I live next door to a school and the happy, boisterous sound of children is a daily part of my life all year long. I love it, but it's LOUD.
I'm also all to familiar with the heart-stopping panic that comes from seeing kids dart out of the school yard and into the road after balls, on bikes or during rambunctious games of tag. I've screamed at more than my fair share of speeding cars and wild children in an attempt to get them to slow down and watch where they are going.
Growing up I lived on a one way street and me and my merry gang of pals rode bikes and roller-skated on the road. We played ball hockey and the warning shouts of, "CAR!" were frequent. That's how we protected each other. We were never shooed from the road but rather taught from a very early age how to watch out for ourselves and our friends.
With spring in the air and children flocking outside after many months of being cooped up, a small wave of controversies involving children playing outdoors—and on roads—have cropped up across the nation.
CTVnews.ca reported recently about Lisa O'Kane, a mother in an Ottawa neighbourhood, who placed one of these safety turtles in the intersection to warn on-coming cars to be wary of kids at play. Not all local motorists or residents took kindly to the gesture. "It gives the kids the idea that it's OK (to play in the street), and it's not," commented one resident.
O'Kane was well-meaning in her actions, simply wanting to keep children safe from speeding traffic; however, it is against Ottawa city bylaws to place objects on the road and for children to play sports on any road that isn't protected cul-de-sac.
In another recent story, a family in Coquitlam, B.C. received a violation notice by a city bylaw officer. The yellow slip said her children had been creating "noise that disturbs" while playing outside of their home during the day and came with a financial penalty. Mom Jana D'Addabbo turned to Facebook stating, "How do you complain about kids playing outside and being noisy during the day?"
Mayor Richard Stewart weighed on the situation on his own Facebook page stating, "This particular household had multiple complaints over multiple years from multiple neighbours," and called this an extreme case.

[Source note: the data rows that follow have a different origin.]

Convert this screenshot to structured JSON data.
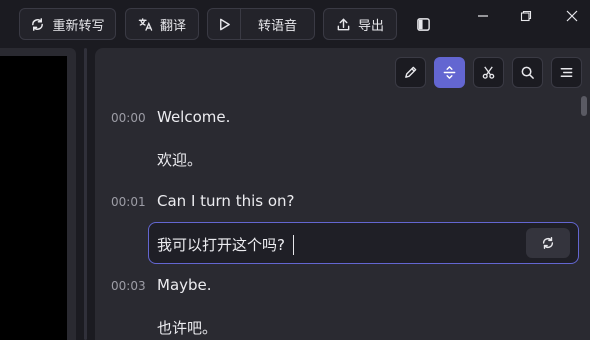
{
  "toolbar": {
    "retranscribe_label": "重新转写",
    "translate_label": "翻译",
    "to_speech_label": "转语音",
    "export_label": "导出"
  },
  "transcript": {
    "segments": [
      {
        "time": "00:00",
        "original": "Welcome.",
        "translation": "欢迎。"
      },
      {
        "time": "00:01",
        "original": "Can I turn this on?",
        "translation": "我可以打开这个吗?"
      },
      {
        "time": "00:03",
        "original": "Maybe.",
        "translation": "也许吧。"
      }
    ],
    "editing_segment_index": 1
  },
  "colors": {
    "accent": "#6366d1",
    "panel_bg": "#2a2a31",
    "app_bg": "#1b1b21"
  },
  "icons": {
    "retranscribe": "refresh-icon",
    "translate": "translate-icon",
    "play": "play-icon",
    "export": "upload-icon",
    "sidebar_toggle": "sidebar-toggle-icon",
    "edit": "pencil-icon",
    "align": "expand-vertical-icon",
    "cut": "scissors-icon",
    "search": "search-icon",
    "menu": "menu-icon"
  }
}
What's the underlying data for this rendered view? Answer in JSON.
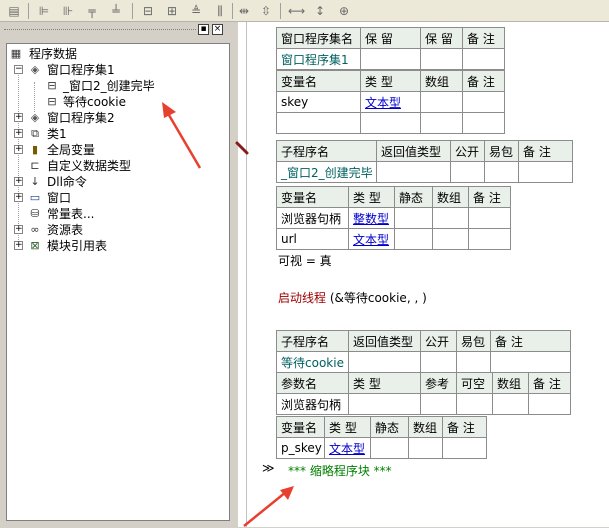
{
  "toolbar": {
    "icons": [
      "form-icon",
      "align-left-icon",
      "align-center-icon",
      "align-top-icon",
      "align-bottom-icon",
      "center-h-icon",
      "center-v-icon",
      "same-width-icon",
      "same-height-icon",
      "h-spacing-icon",
      "v-spacing-icon",
      "fit-width-icon",
      "fit-height-icon",
      "fit-size-icon"
    ]
  },
  "panel": {
    "pin_glyph": "▪",
    "close_glyph": "×"
  },
  "tree": {
    "root": "程序数据",
    "group1": "窗口程序集1",
    "group1_child1": "_窗口2_创建完毕",
    "group1_child2": "等待cookie",
    "group2": "窗口程序集2",
    "class": "类1",
    "globals": "全局变量",
    "custom_types": "自定义数据类型",
    "dll": "Dll命令",
    "window": "窗口",
    "constants": "常量表...",
    "resources": "资源表",
    "modules": "模块引用表"
  },
  "assembly_table": {
    "headers": [
      "窗口程序集名",
      "保 留",
      "保 留",
      "备 注"
    ],
    "row": [
      "窗口程序集1",
      "",
      "",
      ""
    ]
  },
  "assembly_vars": {
    "headers": [
      "变量名",
      "类 型",
      "数组",
      "备 注"
    ],
    "rows": [
      [
        "skey",
        "文本型",
        "",
        ""
      ],
      [
        "",
        "",
        "",
        ""
      ]
    ]
  },
  "sub1": {
    "headers": [
      "子程序名",
      "返回值类型",
      "公开",
      "易包",
      "备 注"
    ],
    "row": [
      "_窗口2_创建完毕",
      "",
      "",
      "",
      ""
    ]
  },
  "sub1_locals": {
    "headers": [
      "变量名",
      "类 型",
      "静态",
      "数组",
      "备 注"
    ],
    "rows": [
      [
        "浏览器句柄",
        "整数型",
        "",
        "",
        ""
      ],
      [
        "url",
        "文本型",
        "",
        "",
        ""
      ]
    ]
  },
  "code": {
    "line1": "可视 = 真",
    "line2_kw": "启动线程",
    "line2_args": " (&等待cookie, , )"
  },
  "sub2": {
    "headers": [
      "子程序名",
      "返回值类型",
      "公开",
      "易包",
      "备 注"
    ],
    "row": [
      "等待cookie",
      "",
      "",
      "",
      ""
    ]
  },
  "sub2_params": {
    "headers": [
      "参数名",
      "类 型",
      "参考",
      "可空",
      "数组",
      "备 注"
    ],
    "row": [
      "浏览器句柄",
      "",
      "",
      "",
      "",
      ""
    ]
  },
  "sub2_locals": {
    "headers": [
      "变量名",
      "类 型",
      "静态",
      "数组",
      "备 注"
    ],
    "row": [
      "p_skey",
      "文本型",
      "",
      "",
      ""
    ]
  },
  "folded": {
    "marker": "≫",
    "text": "*** 缩略程序块 ***"
  },
  "colors": {
    "annotation_arrow": "#e8402f",
    "link": "#0000cc",
    "keyword": "#990000",
    "comment": "#008000",
    "header_bg": "#e9efe9"
  }
}
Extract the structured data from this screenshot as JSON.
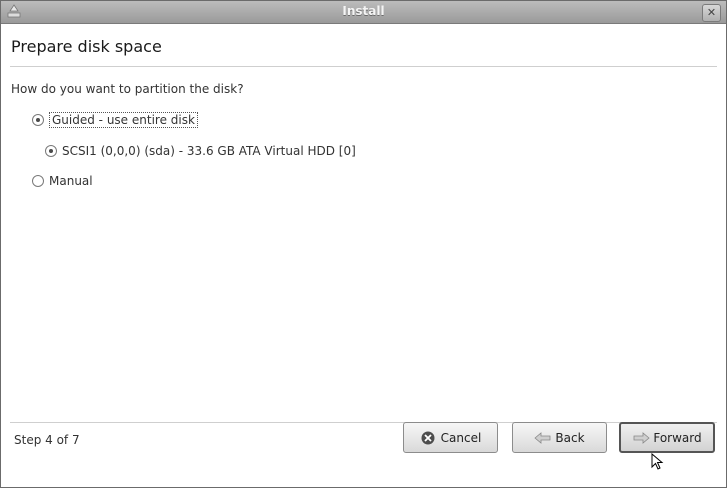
{
  "window": {
    "title": "Install",
    "close_symbol": "✕"
  },
  "page": {
    "title": "Prepare disk space",
    "question": "How do you want to partition the disk?"
  },
  "options": [
    {
      "label": "Guided - use entire disk",
      "selected": true
    },
    {
      "label": "SCSI1 (0,0,0) (sda) - 33.6 GB ATA Virtual HDD [0]",
      "selected": true
    },
    {
      "label": "Manual",
      "selected": false
    }
  ],
  "footer": {
    "step": "Step 4 of 7",
    "cancel_label": "Cancel",
    "back_label": "Back",
    "forward_label": "Forward"
  },
  "icons": {
    "app": "installer-icon",
    "cancel": "cancel-circle-icon",
    "back": "left-arrow-icon",
    "forward": "right-arrow-icon"
  }
}
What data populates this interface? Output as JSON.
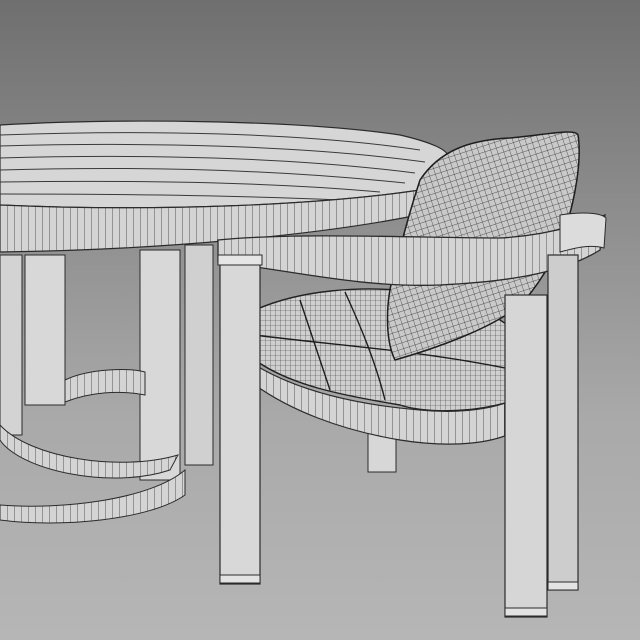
{
  "scene": {
    "subject": "wireframe-render-of-outdoor-dining-set",
    "colors": {
      "background_top": "#6f6f6f",
      "background_bottom": "#b6b6b6",
      "surface": "#d2d2d2",
      "surface_light": "#e1e1e1",
      "wire": "#2b2b2b"
    }
  }
}
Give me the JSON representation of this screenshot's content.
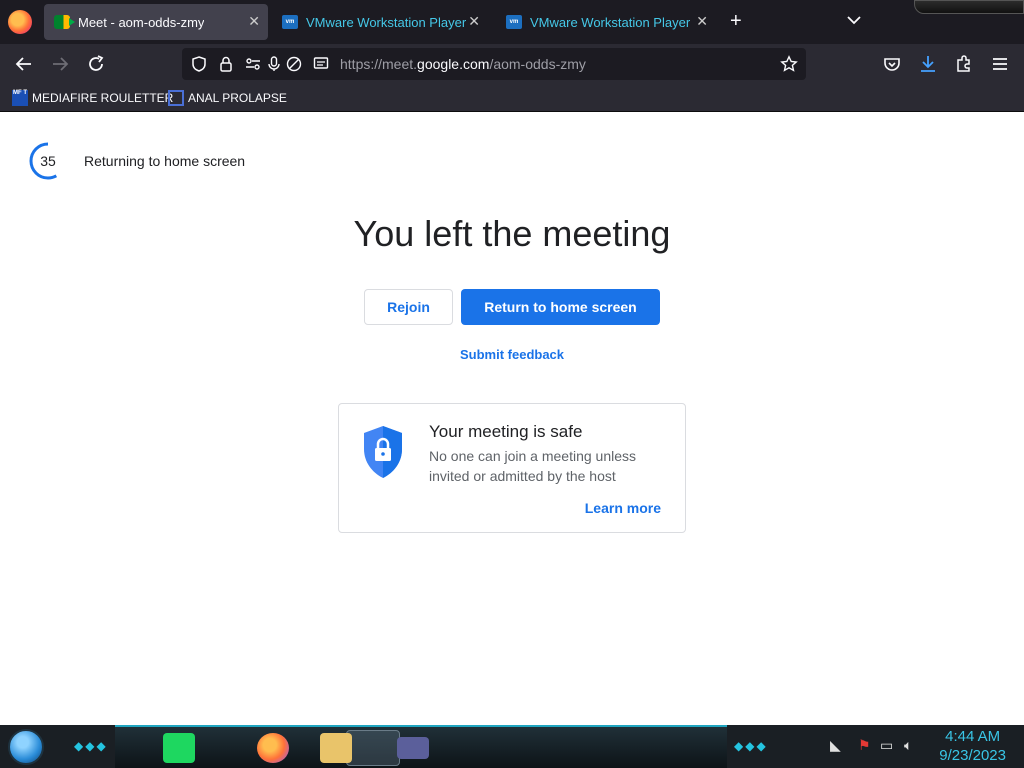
{
  "browser": {
    "tabs": [
      {
        "title": "Meet - aom-odds-zmy",
        "icon": "google-meet-icon",
        "active": true
      },
      {
        "title": "VMware Workstation Player | VM",
        "icon": "vmware-icon",
        "active": false
      },
      {
        "title": "VMware Workstation Player - VM",
        "icon": "vmware-icon",
        "active": false
      }
    ],
    "url_prefix": "https://meet.",
    "url_host": "google.com",
    "url_path": "/aom-odds-zmy",
    "bookmarks": [
      {
        "label": "MEDIAFIRE ROULETTER",
        "icon_text": "MF T"
      },
      {
        "label": "ANAL PROLAPSE"
      }
    ]
  },
  "page": {
    "countdown_value": "35",
    "countdown_fraction": 0.58,
    "returning_text": "Returning to home screen",
    "heading": "You left the meeting",
    "rejoin_label": "Rejoin",
    "return_label": "Return to home screen",
    "feedback_label": "Submit feedback",
    "card": {
      "title": "Your meeting is safe",
      "body": "No one can join a meeting unless invited or admitted by the host",
      "learn_more": "Learn more"
    }
  },
  "taskbar": {
    "time": "4:44 AM",
    "date": "9/23/2023"
  },
  "colors": {
    "accent": "#1a73e8",
    "tab_bg": "#1c1b22",
    "toolbar_bg": "#2b2a33",
    "taskbar_accent": "#39c5e6"
  }
}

Then, in Winnipeg Manitoba, Jacqui Kendrick a mother of three, received a visit from Child and Family Services for letting her children play unsupervised in her own backyard. Her children, aged 2, 5 and 10-years-old, often play outside in her fenced back yard—sometimes she's with them, sometimes as she watches from her living room window. CFS was called by an anonymous source.
While these are all clearly extreme cases and solid debates can be made for both sides of each story, these incidents may beg a larger question—are we over-cautious when it comes to letting kids be kids during outdoor play?
I doubt there's any debating the fact that almost all parents will do anything to protect their children from harm or that we all expect our kids to be respectful of their neighbours, their friends and their environment. Still, in the age of helicopter parenting some would argue that we're all a little too quick to protect and report. All this hovering and hysteria is creating kids who can't fend for themselves when they need to.
Instead, as the argument goes, we should give our kids the information and tools they need to stay safe—against cars, strangers and other harmful situations—and then back off and let them have space to play independently.
My kids are not allowed to play in the road. A distinctly different experience than my own. I often go out and tell them to quiet down if I feel they are being too loud or inconsiderate—my mom did the same. I do not discipline other people's children (unless they are in my care) or complain to the teens in the schoolyard about their distinctly teenager-y behaviour. I won't stand for bullying, but swearing? It's gonna happen.
Sometimes I have to struggle against my own (over?)protective instincts and hold back to let the kids figure things out on their own. I'm ever-watching, but also letting them be.
What do you think? Are we being over-protective of our kids when it comes to outdoor play or simply doing everything we can to protect them from harm?